CEE research could help predict harmful algal blooms like red tide
February 19, 2009
By Denise Brehm
Civil & Environmental Engineering
Not far beneath the ocean’s surface, tiny phytoplankton swimming upward in a daily commute toward morning light sometimes encounter the watery equivalent of Rod Serling’s Twilight Zone: a sharp variation in marine currents that traps billions of these single-celled organisms and sends them tumbling head over heels until a shift in wind or tide alters the currents and sets them free.
Scientists are aware of these thin layers of single-celled creatures and their enormous ecological ramifications, but until now, they knew little about the mechanisms responsible for their formation.
The explanation by researchers in MIT’s Department of Civil and Environmental Engineering of how these common, startlingly dense layers of photosynthetic phytoplankton form, moves the scientific community a step closer to being able to predict harmful algal blooms, a well-known example of which is red tide. The work also opens new perspectives on other phenomena, like predatory feeding by larger organisms at these ecological hotspots.
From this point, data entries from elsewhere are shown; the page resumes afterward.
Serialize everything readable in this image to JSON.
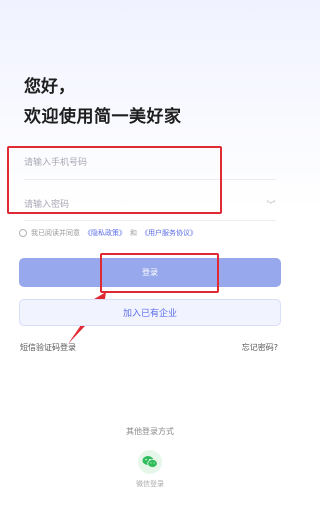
{
  "greeting": {
    "line1": "您好，",
    "line2": "欢迎使用简一美好家"
  },
  "form": {
    "phone_placeholder": "请输入手机号码",
    "password_placeholder": "请输入密码"
  },
  "agreement": {
    "prefix": "我已阅读并同意",
    "privacy": "《隐私政策》",
    "and": "和",
    "terms": "《用户服务协议》"
  },
  "buttons": {
    "login": "登录",
    "join_company": "加入已有企业"
  },
  "links": {
    "sms_login": "短信验证码登录",
    "forgot_password": "忘记密码?"
  },
  "other_login": {
    "title": "其他登录方式",
    "wechat_label": "微信登录",
    "wechat_icon": "wechat-icon"
  },
  "colors": {
    "accent": "#5b6ee8",
    "login_button": "#98a8ec",
    "annotation_red": "#e02a33",
    "wechat_green": "#2ebd5a"
  }
}
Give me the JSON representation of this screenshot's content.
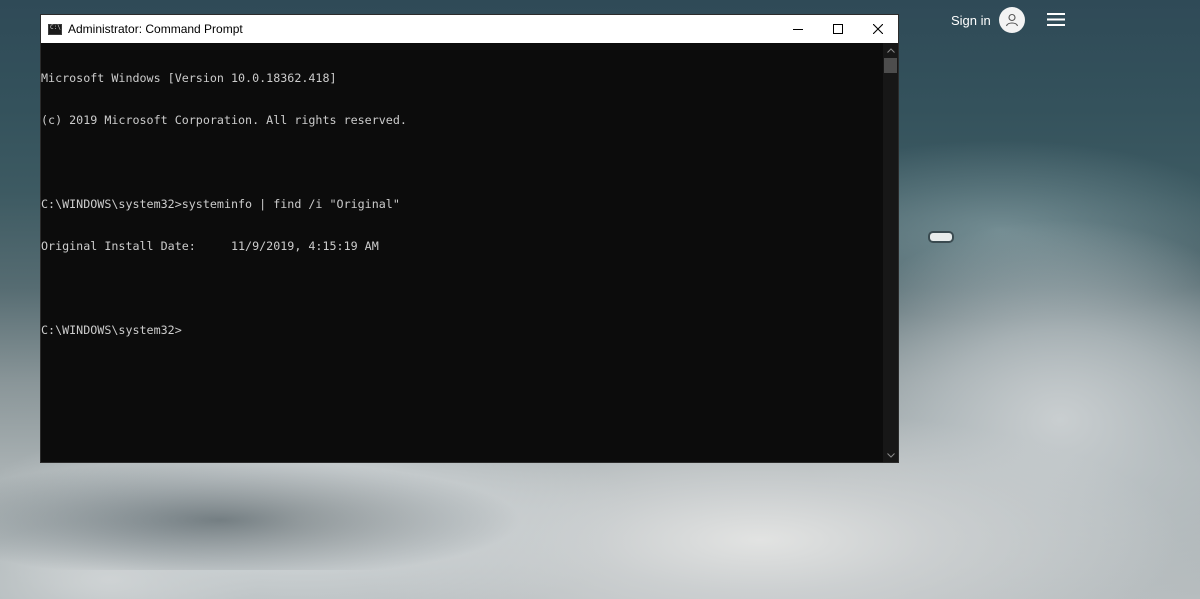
{
  "browser": {
    "signin_label": "Sign in",
    "avatar_icon": "user-icon",
    "menu_icon": "hamburger-menu-icon"
  },
  "window": {
    "title": "Administrator: Command Prompt",
    "icon": "cmd-icon",
    "controls": {
      "minimize_icon": "minimize-icon",
      "maximize_icon": "maximize-icon",
      "close_icon": "close-icon"
    }
  },
  "console": {
    "lines": [
      "Microsoft Windows [Version 10.0.18362.418]",
      "(c) 2019 Microsoft Corporation. All rights reserved.",
      "",
      "C:\\WINDOWS\\system32>systeminfo | find /i \"Original\"",
      "Original Install Date:     11/9/2019, 4:15:19 AM",
      "",
      "C:\\WINDOWS\\system32>"
    ]
  },
  "colors": {
    "console_bg": "#0c0c0c",
    "console_text": "#cccccc",
    "titlebar_bg": "#ffffff"
  }
}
“Phytoplankton are incredibly small. You would have to stack about 10 back to back to equal the width of a single human hair,” said PhD student William Durham, co-author on a paper appearing in the Feb. 20 issue of Science. “But despite their small size, they play an outsized role in the environment: they form the base of the marine food web and cumulatively produce half the world’s oxygen. Many species can swim, but this fact is often neglected by researchers because phytoplankton are slow compared to ocean currents. However, we have shown that their motility can play a crucial role by concentrating them into dense assembla